Now being a humanities major, I have to honestly yet shamefully admit that at some point in my life, I did not find reading books enjoyable.
During my primary school period, there would be kids in my class who read for pure entertainment, skimming two books a week, and then there’s me, who got all the fun out of late-night soccer games and dramas to keep track of the boys who are in love with the little ten-year-old me. Books never impressed me, especially when our class started to read one of the “four most wondrous classical novels”—Journey to the West. The sophisticated, archaic Chinese literature turned a highly-anticipated fantasy into a dull and boring reading assignment. Unlike most of my classmates, I never got through the first five chapters of the book.
Later on, in the years of middle school and early high school, my entertainment switched to the heavy uptake of social media. In hindsight, the more I scrolled through the infinite For-You page, the more energy was draining in my sanity and knowledge. Fortunately, my redemption in the relationship with books dawned upon me as I entered Mrs. Zoetewey’s Creative Writing class in my sophomore year of high school.
One time after a lecture, I lingered around the classroom and asked Mrs. Zoetewey how often she read. Exactly how and where I got the will to ask such a question is unfathomable, but it was undoubtedly life-changing. In the consequent conversation, she recommended to me one of her all-time favorite books—The Book Thief, and spoke with a delightful smile, “You are going to be surprised.”

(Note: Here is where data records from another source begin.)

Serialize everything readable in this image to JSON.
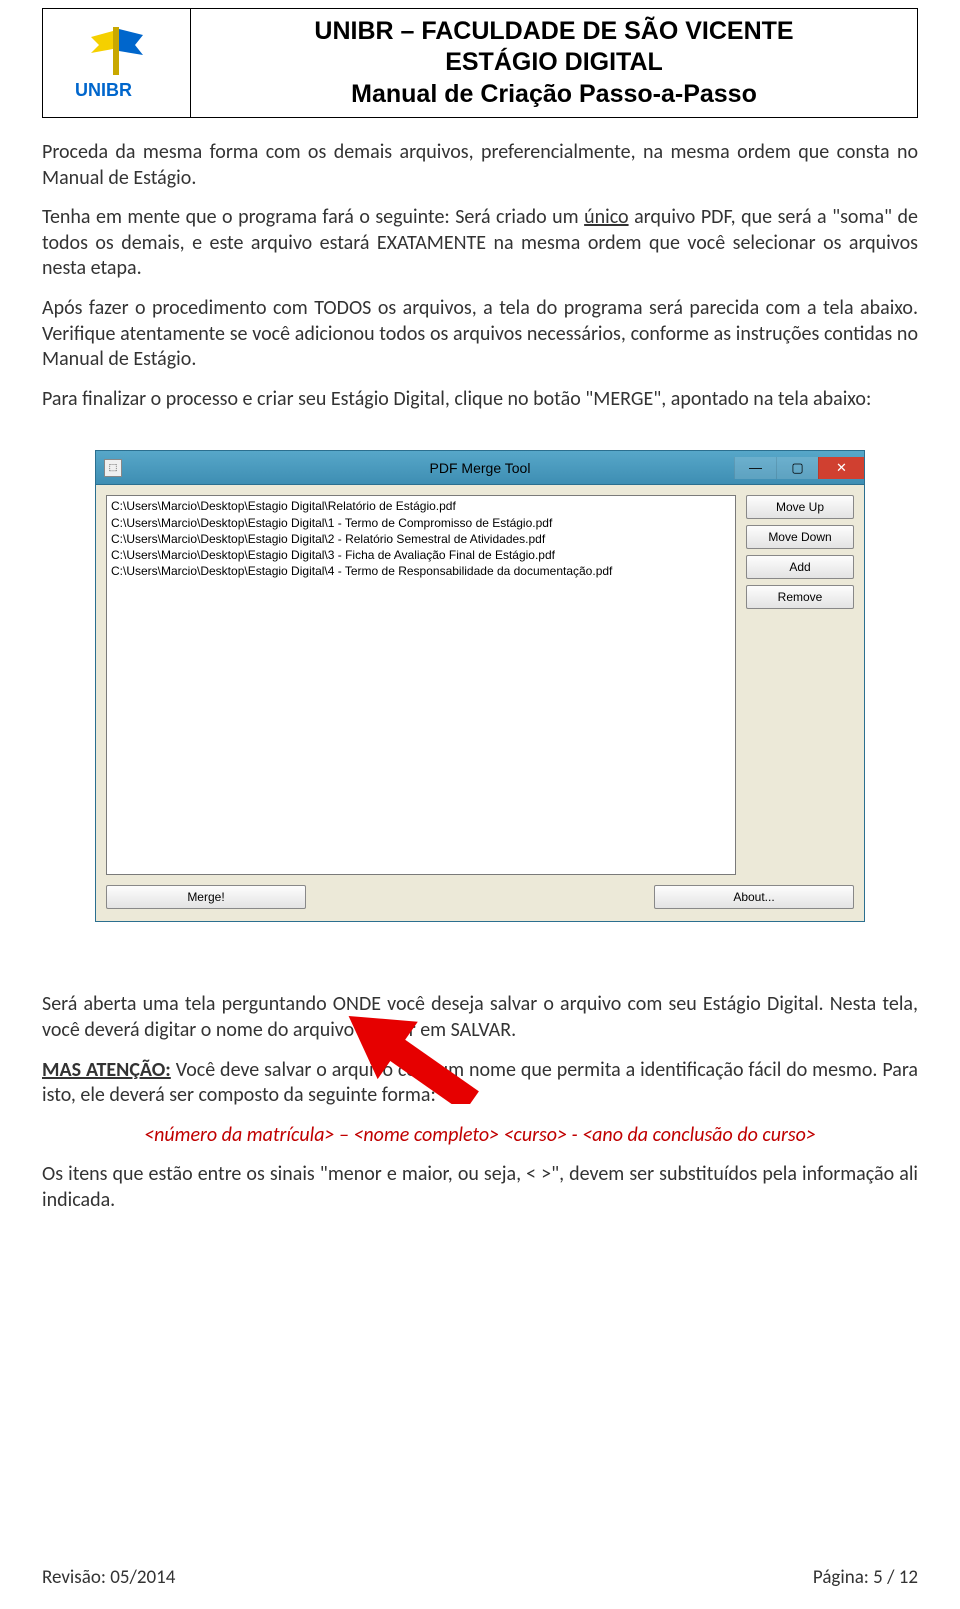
{
  "header": {
    "logo_text": "UNIBR",
    "title_line1": "UNIBR – FACULDADE DE SÃO VICENTE",
    "title_line2": "ESTÁGIO DIGITAL",
    "title_line3": "Manual de Criação Passo-a-Passo"
  },
  "paragraphs": {
    "p1": "Proceda da mesma forma com os demais arquivos, preferencialmente, na mesma ordem que consta no Manual de Estágio.",
    "p2a": "Tenha em mente que o programa fará o seguinte: Será criado um ",
    "p2_under": "único",
    "p2b": " arquivo PDF, que será a \"soma\" de todos os demais, e este arquivo estará EXATAMENTE na mesma ordem que você selecionar os arquivos nesta etapa.",
    "p3": "Após fazer o procedimento com TODOS os arquivos, a tela do programa será parecida com a tela abaixo. Verifique atentamente se você adicionou todos os arquivos necessários, conforme as instruções contidas no Manual de Estágio.",
    "p4": "Para finalizar o processo e criar seu Estágio Digital, clique no botão \"MERGE\", apontado na tela abaixo:",
    "p5": "Será aberta uma tela perguntando ONDE você deseja salvar o arquivo com seu Estágio Digital. Nesta tela, você deverá digitar o nome do arquivo e clicar em SALVAR.",
    "p6a": "MAS ATENÇÃO:",
    "p6b": " Você deve salvar o arquivo com um nome que permita a identificação fácil do mesmo. Para isto, ele deverá ser composto da seguinte forma:",
    "p7": "<número da matrícula> – <nome completo> <curso> - <ano da conclusão do curso>",
    "p8": "Os itens que estão entre os sinais \"menor e maior, ou seja, < >\", devem ser substituídos pela informação ali indicada."
  },
  "app": {
    "title": "PDF Merge Tool",
    "files": [
      "C:\\Users\\Marcio\\Desktop\\Estagio Digital\\Relatório de Estágio.pdf",
      "C:\\Users\\Marcio\\Desktop\\Estagio Digital\\1 - Termo de Compromisso de Estágio.pdf",
      "C:\\Users\\Marcio\\Desktop\\Estagio Digital\\2 - Relatório Semestral de Atividades.pdf",
      "C:\\Users\\Marcio\\Desktop\\Estagio Digital\\3 - Ficha de Avaliação Final de Estágio.pdf",
      "C:\\Users\\Marcio\\Desktop\\Estagio Digital\\4 - Termo de Responsabilidade da documentação.pdf"
    ],
    "buttons": {
      "move_up": "Move Up",
      "move_down": "Move Down",
      "add": "Add",
      "remove": "Remove",
      "merge": "Merge!",
      "about": "About..."
    }
  },
  "footer": {
    "revision": "Revisão: 05/2014",
    "page": "Página: 5 / 12"
  }
}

In that book, the narrator is the omnipotent Death, the deity who invites humans to end. Pessimistic and gloomy, he is constantly “hunted” by the dark sides of human nature that surround the concentration camps during WWII. Mimicking humans, Death seeks to give meaning to his work, and collecting stories of courageous humans during times of horror kept him going in facing grim realities. Leisel, nicknamed by Death as “the book thief”, is orphaned during the war and finds the strength to carry on life from books. They two develop an unusual but meaningful connection and learn from each other. However, towards the end of book, he has to escort her to the afterlife.

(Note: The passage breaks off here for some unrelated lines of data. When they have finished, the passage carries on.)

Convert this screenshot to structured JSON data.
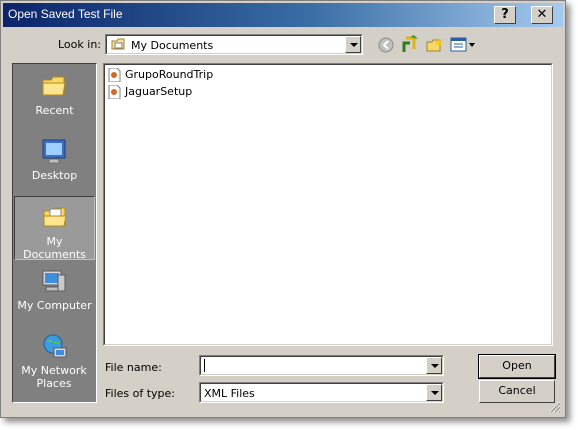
{
  "window": {
    "title": "Open Saved Test File",
    "help_label": "?",
    "close_label": "✕"
  },
  "lookin": {
    "label": "Look in:",
    "value": "My Documents"
  },
  "places": [
    {
      "label": "Recent",
      "icon": "recent-folder-icon"
    },
    {
      "label": "Desktop",
      "icon": "desktop-icon"
    },
    {
      "label": "My Documents",
      "icon": "my-documents-folder-icon",
      "selected": true
    },
    {
      "label": "My Computer",
      "icon": "my-computer-icon"
    },
    {
      "label": "My Network Places",
      "icon": "network-places-icon"
    }
  ],
  "files": [
    {
      "name": "GrupoRoundTrip"
    },
    {
      "name": "JaguarSetup"
    }
  ],
  "filename": {
    "label": "File name:",
    "value": ""
  },
  "filetype": {
    "label": "Files of type:",
    "value": "XML Files"
  },
  "buttons": {
    "open": "Open",
    "cancel": "Cancel"
  },
  "colors": {
    "title_start": "#0a246a",
    "title_end": "#a6caf0",
    "face": "#d4d0c8",
    "places_bg": "#808080"
  }
}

The Book Thief successively became a cache of my falling tears, and to me, that was strangely unprecedented. I never knew the playfulness of words on an inert paper could evoke such lively emotions in my whole being. With the elaborate sentence structures woven with purposefully placed words, wordsmith Markus Zusak disquieted, excited, angered, and delighted me in every part of the book. Henceforward, I realized that books could truly transform my life with intricate thoughts and touching emotions. It brought me to the awakening of the power of words and the mastery of creatively constructing them.
Today, books have become an essential part of my existence as I developed a habit of reading at least one book per month. Living in the era of information where fragmented pieces of information are constantly thrusting into my thoughts, I learned to prioritize holistic reading over fragmented information uptake. Because I believe that books are treasured nourishments one cannot find on Instagram or YouTube. They are great minds that one might not have the chance to meet in a lifetime. Books are my resources of wealth, for many times, it has reborn me into lives I can’t imagine living and granted me inspiring masterclasses with the greatest intellects of my time and before.